Source material: Begin

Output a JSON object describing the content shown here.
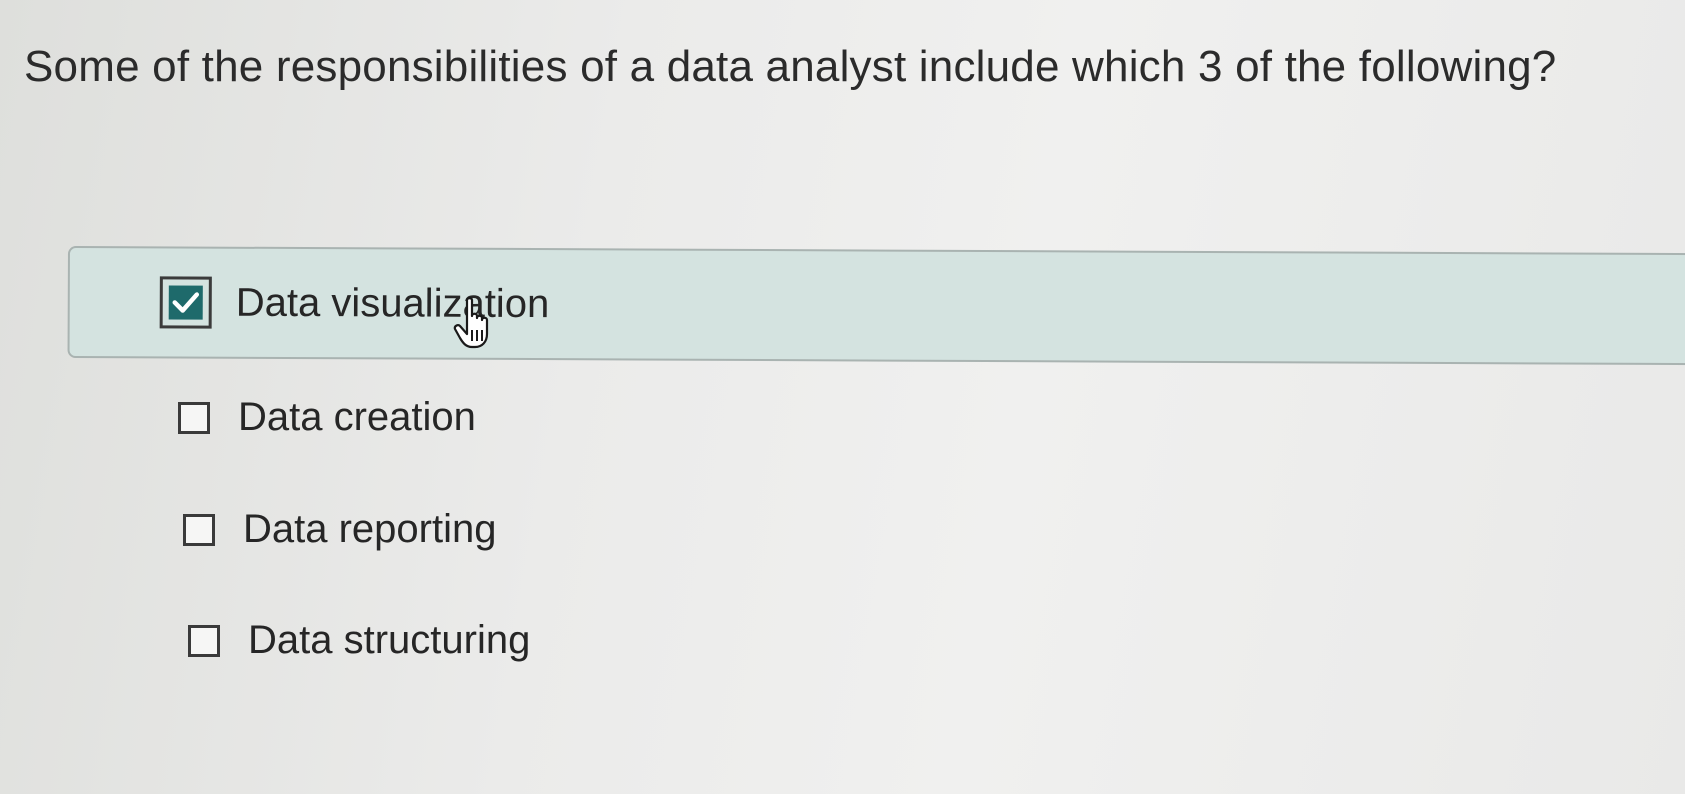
{
  "question": {
    "text": "Some of the responsibilities of a data analyst include which 3 of the following?"
  },
  "options": [
    {
      "label": "Data visualization",
      "checked": true
    },
    {
      "label": "Data creation",
      "checked": false
    },
    {
      "label": "Data reporting",
      "checked": false
    },
    {
      "label": "Data structuring",
      "checked": false
    }
  ],
  "colors": {
    "selected_background": "#d4e3e0",
    "checkbox_checked": "#1e6a6b",
    "text": "#2b2b2b"
  },
  "icons": {
    "check": "check-icon",
    "cursor": "hand-pointer-icon"
  }
}
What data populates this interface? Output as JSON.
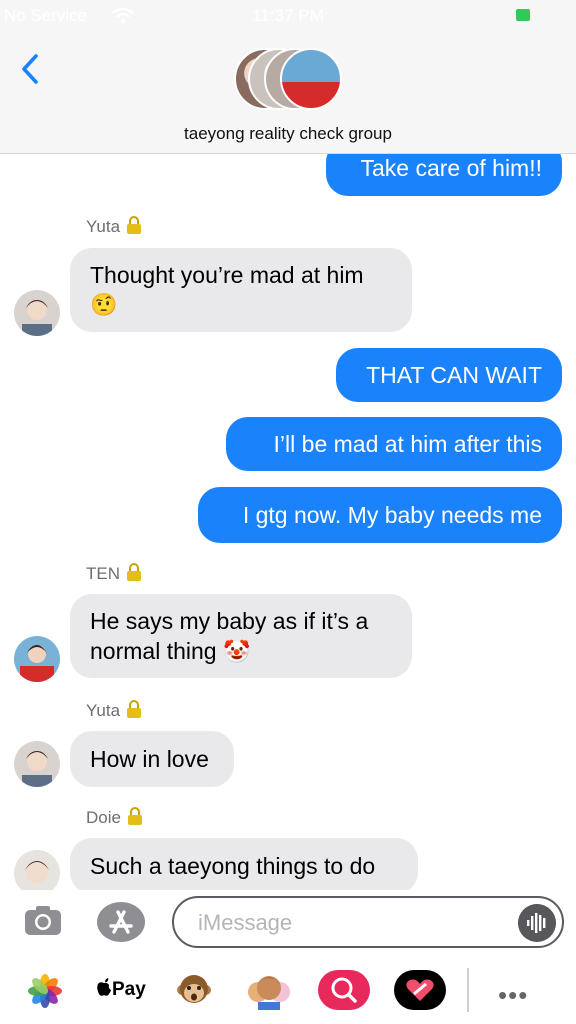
{
  "status_bar": {
    "carrier": "No Service",
    "time": "11:37 PM"
  },
  "header": {
    "group_name": "taeyong reality check group"
  },
  "messages": [
    {
      "type": "out",
      "text": "Take care of him!!"
    },
    {
      "type": "sender",
      "name": "Yuta"
    },
    {
      "type": "in",
      "line1": "Thought you’re mad at him",
      "emoji": "🤨"
    },
    {
      "type": "out",
      "text": "THAT CAN WAIT"
    },
    {
      "type": "out",
      "text": "I’ll be mad at him after this"
    },
    {
      "type": "out",
      "text": "I gtg now. My baby needs me"
    },
    {
      "type": "sender",
      "name": "TEN"
    },
    {
      "type": "in",
      "line1": "He says my baby as if it’s a",
      "line2": "normal thing",
      "emoji": "🤡"
    },
    {
      "type": "sender",
      "name": "Yuta"
    },
    {
      "type": "in",
      "text": "How in love"
    },
    {
      "type": "sender",
      "name": "Doie"
    },
    {
      "type": "in",
      "text": "Such a taeyong things to do"
    }
  ],
  "input": {
    "placeholder": "iMessage"
  },
  "app_tray": {
    "apple_pay": "Pay",
    "more": "•••"
  },
  "colors": {
    "outgoing": "#1a82fb",
    "incoming": "#e9e9eb",
    "header_bg": "#f6f6f6"
  }
}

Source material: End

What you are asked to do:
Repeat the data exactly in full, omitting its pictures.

Result:
Output a JSON object describing the content shown here.
{
  "question": {
    "text": "Some of the responsibilities of a data analyst include which 3 of the following?"
  },
  "options": [
    {
      "label": "Data visualization",
      "checked": true
    },
    {
      "label": "Data creation",
      "checked": false
    },
    {
      "label": "Data reporting",
      "checked": false
    },
    {
      "label": "Data structuring",
      "checked": false
    }
  ],
  "colors": {
    "selected_background": "#d4e3e0",
    "checkbox_checked": "#1e6a6b",
    "text": "#2b2b2b"
  },
  "icons": {
    "check": "check-icon",
    "cursor": "hand-pointer-icon"
  }
}
What data populates this interface? Output as JSON.
{
  "status_bar": {
    "carrier": "No Service",
    "time": "11:37 PM"
  },
  "header": {
    "group_name": "taeyong reality check group"
  },
  "messages": [
    {
      "type": "out",
      "text": "Take care of him!!"
    },
    {
      "type": "sender",
      "name": "Yuta"
    },
    {
      "type": "in",
      "line1": "Thought you’re mad at him",
      "emoji": "🤨"
    },
    {
      "type": "out",
      "text": "THAT CAN WAIT"
    },
    {
      "type": "out",
      "text": "I’ll be mad at him after this"
    },
    {
      "type": "out",
      "text": "I gtg now. My baby needs me"
    },
    {
      "type": "sender",
      "name": "TEN"
    },
    {
      "type": "in",
      "line1": "He says my baby as if it’s a",
      "line2": "normal thing",
      "emoji": "🤡"
    },
    {
      "type": "sender",
      "name": "Yuta"
    },
    {
      "type": "in",
      "text": "How in love"
    },
    {
      "type": "sender",
      "name": "Doie"
    },
    {
      "type": "in",
      "text": "Such a taeyong things to do"
    }
  ],
  "input": {
    "placeholder": "iMessage"
  },
  "app_tray": {
    "apple_pay": "Pay",
    "more": "•••"
  },
  "colors": {
    "outgoing": "#1a82fb",
    "incoming": "#e9e9eb",
    "header_bg": "#f6f6f6"
  }
}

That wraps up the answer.